---------- Supplied information
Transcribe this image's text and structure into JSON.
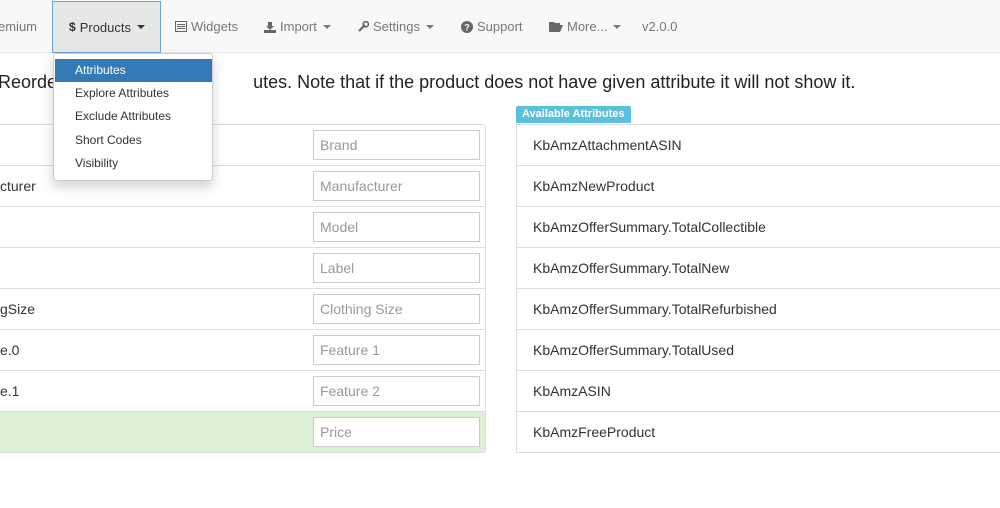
{
  "nav": {
    "premium": "emium",
    "products": "Products",
    "products_icon": "dollar-icon",
    "widgets": "Widgets",
    "import": "Import",
    "settings": "Settings",
    "support": "Support",
    "more": "More...",
    "version": "v2.0.0"
  },
  "dropdown": {
    "items": [
      {
        "label": "Attributes",
        "active": true
      },
      {
        "label": "Explore Attributes"
      },
      {
        "label": "Exclude Attributes"
      },
      {
        "label": "Short Codes"
      },
      {
        "label": "Visibility"
      }
    ]
  },
  "info_text": "Reorder                                      utes. Note that if the product does not have given attribute it will not show it.",
  "used_attributes": [
    {
      "name": "",
      "placeholder": "Brand"
    },
    {
      "name": "cturer",
      "placeholder": "Manufacturer"
    },
    {
      "name": "",
      "placeholder": "Model"
    },
    {
      "name": "",
      "placeholder": "Label"
    },
    {
      "name": "gSize",
      "placeholder": "Clothing Size"
    },
    {
      "name": "e.0",
      "placeholder": "Feature 1"
    },
    {
      "name": "e.1",
      "placeholder": "Feature 2"
    },
    {
      "name": "",
      "placeholder": "Price"
    }
  ],
  "available_label": "Available Attributes",
  "available_attributes": [
    "KbAmzAttachmentASIN",
    "KbAmzNewProduct",
    "KbAmzOfferSummary.TotalCollectible",
    "KbAmzOfferSummary.TotalNew",
    "KbAmzOfferSummary.TotalRefurbished",
    "KbAmzOfferSummary.TotalUsed",
    "KbAmzASIN",
    "KbAmzFreeProduct"
  ],
  "colors": {
    "accent": "#337ab7",
    "label_bg": "#5bc0de",
    "success_row": "#dff0d8"
  }
}
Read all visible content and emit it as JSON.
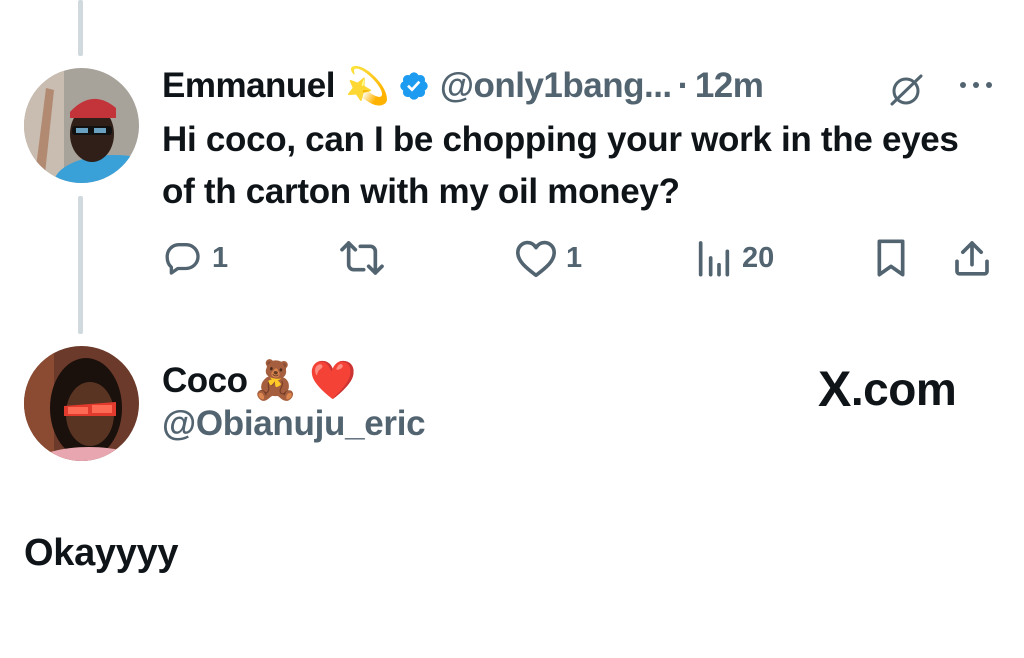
{
  "tweet": {
    "author_name": "Emmanuel",
    "author_emoji": "💫",
    "handle": "@only1bang...",
    "separator": "·",
    "time": "12m",
    "more_label": "···",
    "text": "Hi coco, can I be chopping your work in the eyes of th carton with my oil money?",
    "metrics": {
      "replies": "1",
      "likes": "1",
      "views": "20"
    }
  },
  "reply": {
    "author_name": "Coco",
    "author_emojis": "🧸 ❤️",
    "handle": "@Obianuju_eric",
    "text": "Okayyyy"
  },
  "brand": {
    "logo_letter": "X",
    "domain": ".com"
  },
  "colors": {
    "text": "#0f1419",
    "muted": "#536471",
    "verified": "#1d9bf0",
    "thread_line": "#cfd9de",
    "heart": "#e0245e"
  },
  "icons": [
    "reply-icon",
    "retweet-icon",
    "like-icon",
    "views-icon",
    "bookmark-icon",
    "share-icon",
    "grok-icon",
    "more-icon",
    "verified-badge-icon"
  ]
}
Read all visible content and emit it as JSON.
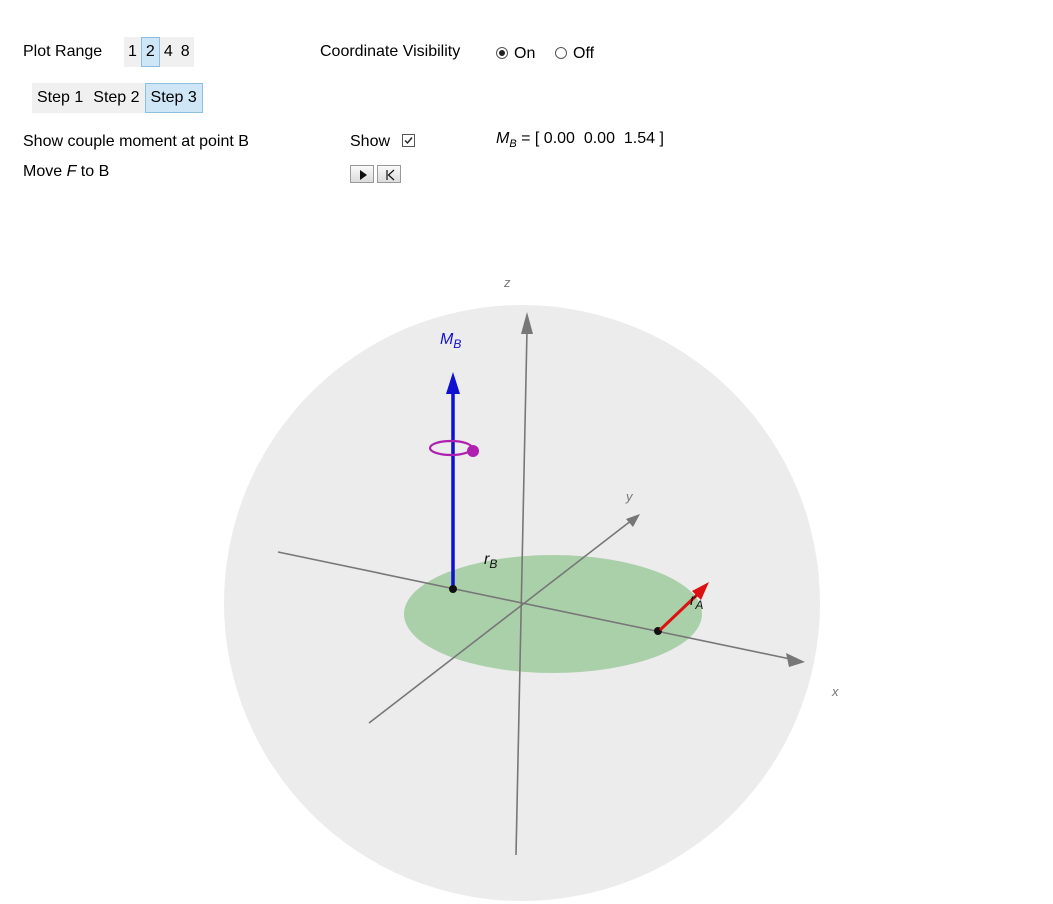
{
  "controls": {
    "plot_range": {
      "label": "Plot Range",
      "options": [
        "1",
        "2",
        "4",
        "8"
      ],
      "selected": "2"
    },
    "coordinate_visibility": {
      "label": "Coordinate Visibility",
      "on_label": "On",
      "off_label": "Off",
      "selected": "On"
    },
    "steps": {
      "options": [
        "Step 1",
        "Step 2",
        "Step 3"
      ],
      "selected": "Step 3"
    },
    "couple_moment": {
      "label": "Show couple moment at point B",
      "show_label": "Show",
      "checked": true
    },
    "moment_readout": {
      "symbol": "M",
      "subscript": "B",
      "text": "= [ 0.00  0.00  1.54 ]"
    },
    "move_force": {
      "label_prefix": "Move ",
      "label_var": "F",
      "label_suffix": " to B",
      "play_icon": "play-icon",
      "reset_icon": "reset-to-start-icon"
    }
  },
  "scene": {
    "axis_x": "x",
    "axis_y": "y",
    "axis_z": "z",
    "moment_label": {
      "symbol": "M",
      "subscript": "B"
    },
    "rb_label": {
      "symbol": "r",
      "subscript": "B"
    },
    "ra_label": {
      "symbol": "r",
      "subscript": "A"
    },
    "colors": {
      "sphere": "#ececec",
      "disk": "#a6cfa6",
      "axes": "#777777",
      "moment_arrow": "#1010d0",
      "position_arrow": "#dd1111",
      "rotation_indicator": "#b020b0"
    }
  }
}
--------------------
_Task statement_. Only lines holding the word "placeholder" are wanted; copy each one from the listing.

_Solution for this exercise_.
      "placeholder": "Brand"
      "placeholder": "Manufacturer"
      "placeholder": "Model"
      "placeholder": "Label"
      "placeholder": "Clothing Size"
      "placeholder": "Feature 1"
      "placeholder": "Feature 2"
      "placeholder": "Price"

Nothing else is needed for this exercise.